H2O, I did not mean that you and I were arguing. If you will look at the previous 5 pages though it appears to me it's an argument and I simply don't want to argue about this subject anymore. Nevertheless, it is a good thing that you followed up on what your state says. Just as I mentioned in a previous post, the Feds merely manifest that the states can regulate Migratory Game birds and set the guidelines. If the state wants to be more restrictive then they certainly have the right to do so and some ARE more restrictive especially concerning taxidermy regulations. Also, in the field guide, it is AGAIN aimed "at in the field". Once the birds are "domiciled" wether they are cleaned or not it doesn't matter.
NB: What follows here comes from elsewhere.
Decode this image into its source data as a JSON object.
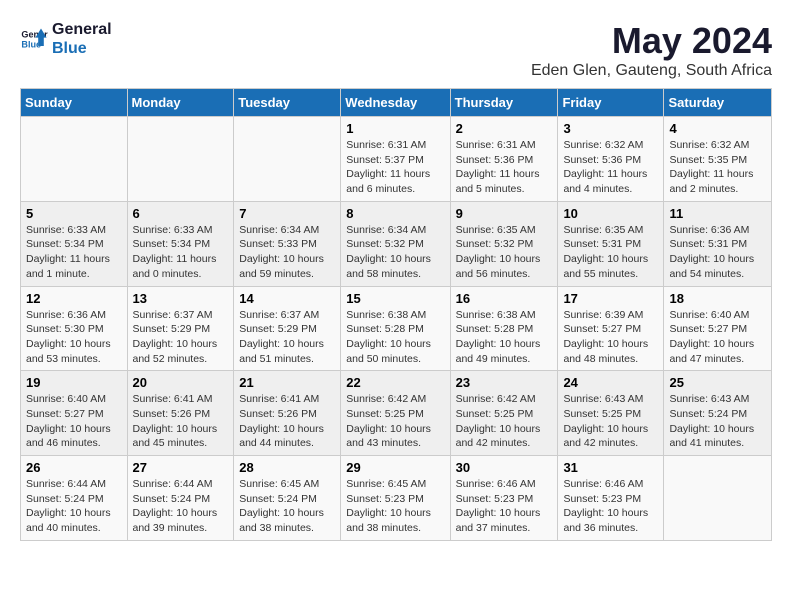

Question, "have you ever in your life or have you ever even heard of anyone being asked while getting checked WHILE IN THE FIELD how many birds do you have at home in your freezer???" I will guarantee that NOBODY has ever been asked that question. How in the world could they enforce such a stupid regulation. They can't because that is not how the law reads. Like I said, I don't want to argue about it anymore. It doesn't matter.....
Ryan, my head hurts too!!!!
My advice for everyone would be to check your own state statutes,administrative rule, etc. I agree with Harry many of those in enforcement have a different interpretation of the same rule. Go to the top don't take the word of the person answering the phone. I have sat in the office of the Idaho fish and game chief of enforcement or the assistant chief of enforcement asking questions several times, and they sometimes have to scratch their head a little before coming up with an answer.
In the Idaho waterfowl regulations it says.
No person shall possess more than the possession limit even when such birds are stored at home or are being processed at a commercial preservation facility.
I also agree that this isn't something that is enforced very often. I asked them what if the possession limit this year is 14 birds, and it changes to 10 birds next year. More head scratching.
To be on the safe side I skin any personal birds that I want to keep and eat them. They also take up less freezer space that way.
You're exactly correct Terry. Law Enforcement doesn't want to come out and say what the interpretation REALLY is because they might have actually charged a guy in the past that didn't fight the damn thing and just pleaded guilty instead of going through with contesting it. Just like the search and seizure laws concerning taxidermy. They will DO what you let them DO. That is why it is very important to become familiar and educated with the laws in your state. That is exactly what happened when I called Utah. At first the guy said that you can't have more than twice the daily limit ANYWHERE. Then after more prodding and the guy realized that I knew what I was talking about then the story changed. Same thing happened in Kentucky. ALSO, these booklets that are distributed as field guides to the laws and regulations are NOT the Holy Grail of Law Enforcement. In most cases they will even disclose that fact and say that you need to refer to the actual law as written in the ACTUAL Manuel. They have to do that to cover their a$$ in the event that they charge someone on a technicality that is not outlined in the field guide.
Here is an interesting point. You can have more than your possession limit WHILE IN THE FIELD if you take your duck breasts and simply sear them. You can put them in a cooler and keep hunting. At that point the breasts are FOOD and no longer are considered wildlife. YOU HAVE TO UNDERSTAND THE LAW!!!!
you need to get a law degree now to practice taxidermy........
In Ky we had some questions about our rights as taxidermist when KDFWR came knocking on our doors.(Harry was helpful with this too).
Our State association (KTA) hired a lawyer to research our concerns and submitted a pretty good draft answering our questions (his opinion). It probably prevented a few of us from getting in trouble.
To me that kind of stuff is what a State Association should be doing. You can pool your resources that way.
When you submit a State Wildlife agency with questions the answere is always going to to be what is the easiest FOR THEM. That answerer is not necessarily going to hold up in court if you are cited.
Hiring a lawyer familiar with Wildlife laws can save everyone a lot of grief.....
Just my 2 cents